=== RECORDS SUPPLIED ===

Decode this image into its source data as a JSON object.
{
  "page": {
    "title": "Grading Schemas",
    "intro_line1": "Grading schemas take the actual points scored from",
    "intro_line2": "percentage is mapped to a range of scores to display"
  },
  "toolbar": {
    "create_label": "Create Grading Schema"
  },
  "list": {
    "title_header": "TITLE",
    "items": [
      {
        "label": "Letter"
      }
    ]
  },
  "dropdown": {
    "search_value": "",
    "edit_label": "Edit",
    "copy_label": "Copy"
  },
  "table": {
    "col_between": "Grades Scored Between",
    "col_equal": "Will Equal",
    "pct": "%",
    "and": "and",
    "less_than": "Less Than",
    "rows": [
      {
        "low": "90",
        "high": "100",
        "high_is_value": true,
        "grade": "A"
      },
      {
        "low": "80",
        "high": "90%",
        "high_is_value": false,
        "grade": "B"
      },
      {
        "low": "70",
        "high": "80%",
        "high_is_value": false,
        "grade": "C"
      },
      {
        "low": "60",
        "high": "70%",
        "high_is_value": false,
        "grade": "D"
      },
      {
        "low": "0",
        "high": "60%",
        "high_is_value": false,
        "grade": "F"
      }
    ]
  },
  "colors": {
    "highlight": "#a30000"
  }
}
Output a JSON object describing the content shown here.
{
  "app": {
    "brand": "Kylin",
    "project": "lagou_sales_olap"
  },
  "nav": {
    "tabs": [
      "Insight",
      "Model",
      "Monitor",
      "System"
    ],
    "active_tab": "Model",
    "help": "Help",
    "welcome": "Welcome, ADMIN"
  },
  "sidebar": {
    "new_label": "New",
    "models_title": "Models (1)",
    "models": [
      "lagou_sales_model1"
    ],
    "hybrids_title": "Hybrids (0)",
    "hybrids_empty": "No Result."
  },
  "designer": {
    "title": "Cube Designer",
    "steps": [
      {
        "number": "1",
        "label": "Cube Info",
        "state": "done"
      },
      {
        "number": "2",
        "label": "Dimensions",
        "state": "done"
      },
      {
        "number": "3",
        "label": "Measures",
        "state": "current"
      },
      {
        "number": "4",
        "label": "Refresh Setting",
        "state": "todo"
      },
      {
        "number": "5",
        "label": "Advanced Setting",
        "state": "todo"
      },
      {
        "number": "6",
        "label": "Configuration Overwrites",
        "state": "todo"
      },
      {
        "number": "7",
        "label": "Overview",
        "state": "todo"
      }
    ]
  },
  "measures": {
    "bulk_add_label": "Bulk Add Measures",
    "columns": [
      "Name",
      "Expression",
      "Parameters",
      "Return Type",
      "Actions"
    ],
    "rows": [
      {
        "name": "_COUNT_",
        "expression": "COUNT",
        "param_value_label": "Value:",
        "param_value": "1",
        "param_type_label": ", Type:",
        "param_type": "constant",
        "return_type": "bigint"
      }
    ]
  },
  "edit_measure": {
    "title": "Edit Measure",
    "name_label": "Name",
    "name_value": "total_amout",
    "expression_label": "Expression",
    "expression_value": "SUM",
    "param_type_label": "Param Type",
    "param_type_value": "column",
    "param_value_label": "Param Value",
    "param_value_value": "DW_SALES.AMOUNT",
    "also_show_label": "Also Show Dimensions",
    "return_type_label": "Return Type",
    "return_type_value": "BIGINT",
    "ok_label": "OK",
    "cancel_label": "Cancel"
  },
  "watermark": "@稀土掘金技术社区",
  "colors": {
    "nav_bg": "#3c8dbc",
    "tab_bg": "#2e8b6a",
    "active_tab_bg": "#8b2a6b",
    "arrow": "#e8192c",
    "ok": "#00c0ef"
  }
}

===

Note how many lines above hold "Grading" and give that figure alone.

3